**Exercise objective:**
Scan the entries below. List each line with "this".

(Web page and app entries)
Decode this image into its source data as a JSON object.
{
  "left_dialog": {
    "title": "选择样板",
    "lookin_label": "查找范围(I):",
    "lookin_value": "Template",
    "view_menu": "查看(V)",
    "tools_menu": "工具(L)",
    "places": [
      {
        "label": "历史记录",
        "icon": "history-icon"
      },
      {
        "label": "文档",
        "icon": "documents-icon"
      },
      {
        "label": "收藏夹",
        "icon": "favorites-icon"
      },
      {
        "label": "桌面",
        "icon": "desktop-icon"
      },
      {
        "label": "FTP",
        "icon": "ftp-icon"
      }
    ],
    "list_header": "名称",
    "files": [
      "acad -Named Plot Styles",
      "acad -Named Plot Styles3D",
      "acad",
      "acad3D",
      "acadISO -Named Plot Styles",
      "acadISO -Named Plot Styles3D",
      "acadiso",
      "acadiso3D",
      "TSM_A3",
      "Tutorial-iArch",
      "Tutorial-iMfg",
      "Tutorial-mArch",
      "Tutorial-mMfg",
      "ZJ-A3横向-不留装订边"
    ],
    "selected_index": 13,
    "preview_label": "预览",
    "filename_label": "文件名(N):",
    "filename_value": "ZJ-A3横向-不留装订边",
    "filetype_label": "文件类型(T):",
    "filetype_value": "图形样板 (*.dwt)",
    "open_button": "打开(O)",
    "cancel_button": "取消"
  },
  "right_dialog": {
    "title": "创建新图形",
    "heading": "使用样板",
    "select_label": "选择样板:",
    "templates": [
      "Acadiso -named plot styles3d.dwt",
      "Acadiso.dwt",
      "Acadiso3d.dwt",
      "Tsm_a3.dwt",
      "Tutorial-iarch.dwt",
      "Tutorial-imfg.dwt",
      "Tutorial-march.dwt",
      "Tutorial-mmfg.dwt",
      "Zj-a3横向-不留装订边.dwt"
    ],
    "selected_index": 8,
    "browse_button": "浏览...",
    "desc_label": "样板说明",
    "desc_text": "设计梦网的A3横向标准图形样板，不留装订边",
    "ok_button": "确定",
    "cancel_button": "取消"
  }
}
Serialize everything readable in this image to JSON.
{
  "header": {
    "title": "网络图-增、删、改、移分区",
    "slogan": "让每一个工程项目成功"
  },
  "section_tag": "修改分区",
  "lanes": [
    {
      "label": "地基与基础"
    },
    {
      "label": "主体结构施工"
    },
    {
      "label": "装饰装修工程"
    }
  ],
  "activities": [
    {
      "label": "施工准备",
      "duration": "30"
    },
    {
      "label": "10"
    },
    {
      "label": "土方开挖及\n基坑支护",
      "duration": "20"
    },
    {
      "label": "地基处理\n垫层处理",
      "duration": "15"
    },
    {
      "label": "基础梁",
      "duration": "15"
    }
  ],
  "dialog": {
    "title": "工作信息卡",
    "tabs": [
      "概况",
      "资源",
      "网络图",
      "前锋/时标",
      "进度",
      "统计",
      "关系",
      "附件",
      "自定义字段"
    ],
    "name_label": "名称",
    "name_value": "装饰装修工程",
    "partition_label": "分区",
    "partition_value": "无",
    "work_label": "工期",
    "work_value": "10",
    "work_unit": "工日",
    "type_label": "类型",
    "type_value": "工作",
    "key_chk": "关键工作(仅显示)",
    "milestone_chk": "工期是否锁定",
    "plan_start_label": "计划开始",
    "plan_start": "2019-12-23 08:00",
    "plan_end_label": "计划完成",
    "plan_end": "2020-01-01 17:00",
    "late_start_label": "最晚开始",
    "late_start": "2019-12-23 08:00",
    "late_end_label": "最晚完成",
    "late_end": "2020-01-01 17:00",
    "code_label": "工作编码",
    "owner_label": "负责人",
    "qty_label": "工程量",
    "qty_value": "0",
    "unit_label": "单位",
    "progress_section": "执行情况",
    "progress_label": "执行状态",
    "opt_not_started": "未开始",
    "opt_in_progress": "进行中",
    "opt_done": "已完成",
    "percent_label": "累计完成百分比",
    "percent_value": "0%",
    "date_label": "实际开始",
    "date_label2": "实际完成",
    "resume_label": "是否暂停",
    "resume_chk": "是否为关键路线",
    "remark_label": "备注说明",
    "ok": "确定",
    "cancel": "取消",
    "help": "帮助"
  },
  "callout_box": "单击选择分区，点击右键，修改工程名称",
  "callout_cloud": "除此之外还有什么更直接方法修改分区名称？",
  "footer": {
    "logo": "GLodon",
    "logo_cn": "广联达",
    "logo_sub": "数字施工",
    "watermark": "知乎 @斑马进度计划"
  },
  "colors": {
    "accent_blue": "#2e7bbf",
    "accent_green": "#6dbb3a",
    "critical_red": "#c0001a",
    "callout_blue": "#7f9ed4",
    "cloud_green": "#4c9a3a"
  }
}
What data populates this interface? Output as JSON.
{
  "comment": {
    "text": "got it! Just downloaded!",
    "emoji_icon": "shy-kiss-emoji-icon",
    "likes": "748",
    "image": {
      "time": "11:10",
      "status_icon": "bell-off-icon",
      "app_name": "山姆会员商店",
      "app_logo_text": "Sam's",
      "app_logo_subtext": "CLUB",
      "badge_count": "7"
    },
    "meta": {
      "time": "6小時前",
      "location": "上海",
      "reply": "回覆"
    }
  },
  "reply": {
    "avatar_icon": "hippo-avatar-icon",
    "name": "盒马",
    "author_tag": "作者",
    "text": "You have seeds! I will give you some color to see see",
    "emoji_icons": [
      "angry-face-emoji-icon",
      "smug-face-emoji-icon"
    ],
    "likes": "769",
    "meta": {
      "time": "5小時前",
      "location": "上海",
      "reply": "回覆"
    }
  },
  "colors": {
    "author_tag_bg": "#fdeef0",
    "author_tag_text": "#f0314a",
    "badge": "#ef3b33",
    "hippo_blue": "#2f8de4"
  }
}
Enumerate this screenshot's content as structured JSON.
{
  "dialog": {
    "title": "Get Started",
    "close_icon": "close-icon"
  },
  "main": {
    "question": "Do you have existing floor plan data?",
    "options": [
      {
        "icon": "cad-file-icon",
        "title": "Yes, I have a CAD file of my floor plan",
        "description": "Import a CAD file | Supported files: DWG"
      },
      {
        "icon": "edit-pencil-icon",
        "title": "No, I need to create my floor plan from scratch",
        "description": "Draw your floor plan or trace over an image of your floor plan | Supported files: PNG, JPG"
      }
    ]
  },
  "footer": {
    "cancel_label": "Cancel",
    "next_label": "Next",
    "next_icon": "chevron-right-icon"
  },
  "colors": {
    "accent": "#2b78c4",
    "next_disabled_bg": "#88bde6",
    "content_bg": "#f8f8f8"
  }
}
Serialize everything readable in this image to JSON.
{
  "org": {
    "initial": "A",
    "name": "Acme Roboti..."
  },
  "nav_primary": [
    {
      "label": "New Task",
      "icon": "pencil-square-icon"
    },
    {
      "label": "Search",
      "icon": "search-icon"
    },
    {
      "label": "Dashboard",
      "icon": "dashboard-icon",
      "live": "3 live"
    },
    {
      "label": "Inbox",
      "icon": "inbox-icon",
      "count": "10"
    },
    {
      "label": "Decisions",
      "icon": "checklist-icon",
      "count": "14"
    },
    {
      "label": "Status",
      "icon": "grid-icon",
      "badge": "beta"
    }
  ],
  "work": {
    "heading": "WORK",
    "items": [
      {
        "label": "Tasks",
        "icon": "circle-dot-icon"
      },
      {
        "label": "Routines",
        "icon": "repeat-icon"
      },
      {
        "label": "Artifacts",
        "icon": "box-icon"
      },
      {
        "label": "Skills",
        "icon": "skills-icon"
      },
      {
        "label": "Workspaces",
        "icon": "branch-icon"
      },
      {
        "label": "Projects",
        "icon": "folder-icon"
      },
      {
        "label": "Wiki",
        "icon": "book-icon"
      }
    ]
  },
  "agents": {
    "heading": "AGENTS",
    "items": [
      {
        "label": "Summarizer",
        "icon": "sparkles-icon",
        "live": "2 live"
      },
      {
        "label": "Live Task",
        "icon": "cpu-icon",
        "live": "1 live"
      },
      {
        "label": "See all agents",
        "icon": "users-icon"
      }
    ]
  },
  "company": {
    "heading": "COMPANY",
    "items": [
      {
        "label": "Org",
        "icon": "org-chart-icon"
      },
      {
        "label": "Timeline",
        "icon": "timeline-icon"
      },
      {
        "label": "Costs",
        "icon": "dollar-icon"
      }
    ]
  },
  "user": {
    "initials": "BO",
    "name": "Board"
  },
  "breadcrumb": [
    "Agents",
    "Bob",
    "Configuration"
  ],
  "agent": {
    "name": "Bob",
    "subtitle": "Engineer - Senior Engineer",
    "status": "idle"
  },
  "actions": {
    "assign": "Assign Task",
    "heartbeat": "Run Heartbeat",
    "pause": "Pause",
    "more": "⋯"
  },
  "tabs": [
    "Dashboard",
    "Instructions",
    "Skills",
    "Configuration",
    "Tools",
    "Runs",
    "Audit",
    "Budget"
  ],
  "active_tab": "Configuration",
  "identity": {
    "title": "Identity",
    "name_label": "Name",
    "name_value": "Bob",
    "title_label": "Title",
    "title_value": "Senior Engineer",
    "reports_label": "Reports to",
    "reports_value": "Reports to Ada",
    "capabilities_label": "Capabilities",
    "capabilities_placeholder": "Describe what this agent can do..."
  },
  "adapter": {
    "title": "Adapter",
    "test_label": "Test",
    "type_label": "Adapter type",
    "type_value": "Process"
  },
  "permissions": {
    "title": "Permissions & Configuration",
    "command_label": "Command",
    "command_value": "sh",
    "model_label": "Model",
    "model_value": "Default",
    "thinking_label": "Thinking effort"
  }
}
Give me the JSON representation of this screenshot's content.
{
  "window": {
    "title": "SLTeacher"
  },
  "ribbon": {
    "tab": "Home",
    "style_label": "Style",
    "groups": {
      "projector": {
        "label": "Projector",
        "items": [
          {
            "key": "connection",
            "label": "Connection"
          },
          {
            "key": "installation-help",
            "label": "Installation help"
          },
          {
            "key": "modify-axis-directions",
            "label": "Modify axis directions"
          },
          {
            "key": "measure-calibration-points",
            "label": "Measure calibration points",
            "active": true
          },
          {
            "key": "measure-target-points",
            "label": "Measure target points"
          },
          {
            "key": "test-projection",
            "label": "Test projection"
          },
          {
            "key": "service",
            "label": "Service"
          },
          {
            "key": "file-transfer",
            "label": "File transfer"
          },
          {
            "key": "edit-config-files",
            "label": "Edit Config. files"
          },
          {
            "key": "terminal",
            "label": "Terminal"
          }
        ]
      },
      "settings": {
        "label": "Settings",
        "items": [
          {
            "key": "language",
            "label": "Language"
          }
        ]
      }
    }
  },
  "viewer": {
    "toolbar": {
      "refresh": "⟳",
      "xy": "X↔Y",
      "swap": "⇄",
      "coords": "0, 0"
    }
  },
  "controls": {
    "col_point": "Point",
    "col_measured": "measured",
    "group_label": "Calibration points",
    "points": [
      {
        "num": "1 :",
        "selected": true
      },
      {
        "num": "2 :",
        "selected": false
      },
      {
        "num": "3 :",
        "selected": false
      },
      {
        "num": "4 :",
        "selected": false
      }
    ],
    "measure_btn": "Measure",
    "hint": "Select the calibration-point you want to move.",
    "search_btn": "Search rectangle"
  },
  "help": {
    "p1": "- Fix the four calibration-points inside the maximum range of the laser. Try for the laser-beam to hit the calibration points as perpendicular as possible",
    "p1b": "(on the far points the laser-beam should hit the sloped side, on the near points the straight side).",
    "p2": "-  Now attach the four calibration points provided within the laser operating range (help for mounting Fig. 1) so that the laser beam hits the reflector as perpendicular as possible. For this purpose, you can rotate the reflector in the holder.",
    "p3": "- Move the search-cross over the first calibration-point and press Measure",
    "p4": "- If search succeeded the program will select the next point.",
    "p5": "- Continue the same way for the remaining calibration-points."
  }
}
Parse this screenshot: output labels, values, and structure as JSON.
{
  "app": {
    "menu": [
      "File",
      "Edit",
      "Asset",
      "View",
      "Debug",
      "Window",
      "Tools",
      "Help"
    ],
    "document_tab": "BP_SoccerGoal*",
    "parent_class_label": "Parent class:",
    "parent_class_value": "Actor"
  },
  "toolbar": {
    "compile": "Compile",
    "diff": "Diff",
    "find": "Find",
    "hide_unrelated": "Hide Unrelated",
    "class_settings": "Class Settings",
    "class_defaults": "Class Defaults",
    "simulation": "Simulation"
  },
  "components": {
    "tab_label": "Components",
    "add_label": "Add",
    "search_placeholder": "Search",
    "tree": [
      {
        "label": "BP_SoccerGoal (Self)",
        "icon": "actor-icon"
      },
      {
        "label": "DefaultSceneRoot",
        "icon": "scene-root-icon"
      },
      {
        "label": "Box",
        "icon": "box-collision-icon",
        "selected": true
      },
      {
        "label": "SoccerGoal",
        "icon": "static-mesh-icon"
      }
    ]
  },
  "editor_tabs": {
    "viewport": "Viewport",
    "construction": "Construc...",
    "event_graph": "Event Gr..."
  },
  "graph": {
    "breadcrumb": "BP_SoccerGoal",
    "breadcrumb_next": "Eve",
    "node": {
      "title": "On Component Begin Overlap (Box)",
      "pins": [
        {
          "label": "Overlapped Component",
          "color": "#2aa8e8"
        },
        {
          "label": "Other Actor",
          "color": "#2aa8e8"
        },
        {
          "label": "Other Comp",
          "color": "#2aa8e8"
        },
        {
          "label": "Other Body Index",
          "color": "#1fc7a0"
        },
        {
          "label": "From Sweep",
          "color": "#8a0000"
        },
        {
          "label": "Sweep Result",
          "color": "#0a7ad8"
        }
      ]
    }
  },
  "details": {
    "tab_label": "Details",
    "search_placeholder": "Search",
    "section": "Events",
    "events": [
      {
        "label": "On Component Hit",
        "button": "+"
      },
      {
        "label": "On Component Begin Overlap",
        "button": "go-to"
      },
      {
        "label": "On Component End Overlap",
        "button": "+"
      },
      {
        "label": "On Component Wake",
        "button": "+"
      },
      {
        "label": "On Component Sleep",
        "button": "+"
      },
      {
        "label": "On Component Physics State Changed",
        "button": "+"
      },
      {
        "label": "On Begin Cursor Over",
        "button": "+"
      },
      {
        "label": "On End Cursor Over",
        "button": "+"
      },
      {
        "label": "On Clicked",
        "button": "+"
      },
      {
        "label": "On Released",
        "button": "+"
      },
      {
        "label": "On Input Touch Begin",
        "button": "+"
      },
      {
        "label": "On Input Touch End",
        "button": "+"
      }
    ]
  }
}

**Written solution:**
Decode this image into its source data as a JSON object.
Serialize everything readable in this image to JSON.
What data populates this interface? Output as JSON.
Enumerate this screenshot's content as structured JSON.
Serialize everything readable in this image to JSON.
    "capabilities_placeholder": "Describe what this agent can do..."
Give me the JSON representation of this screenshot's content.
    "p2": "-  Now attach the four calibration points provided within the laser operating range (help for mounting Fig. 1) so that the laser beam hits the reflector as perpendicular as possible. For this purpose, you can rotate the reflector in the holder.",
Parse this screenshot: output labels, values, and structure as JSON.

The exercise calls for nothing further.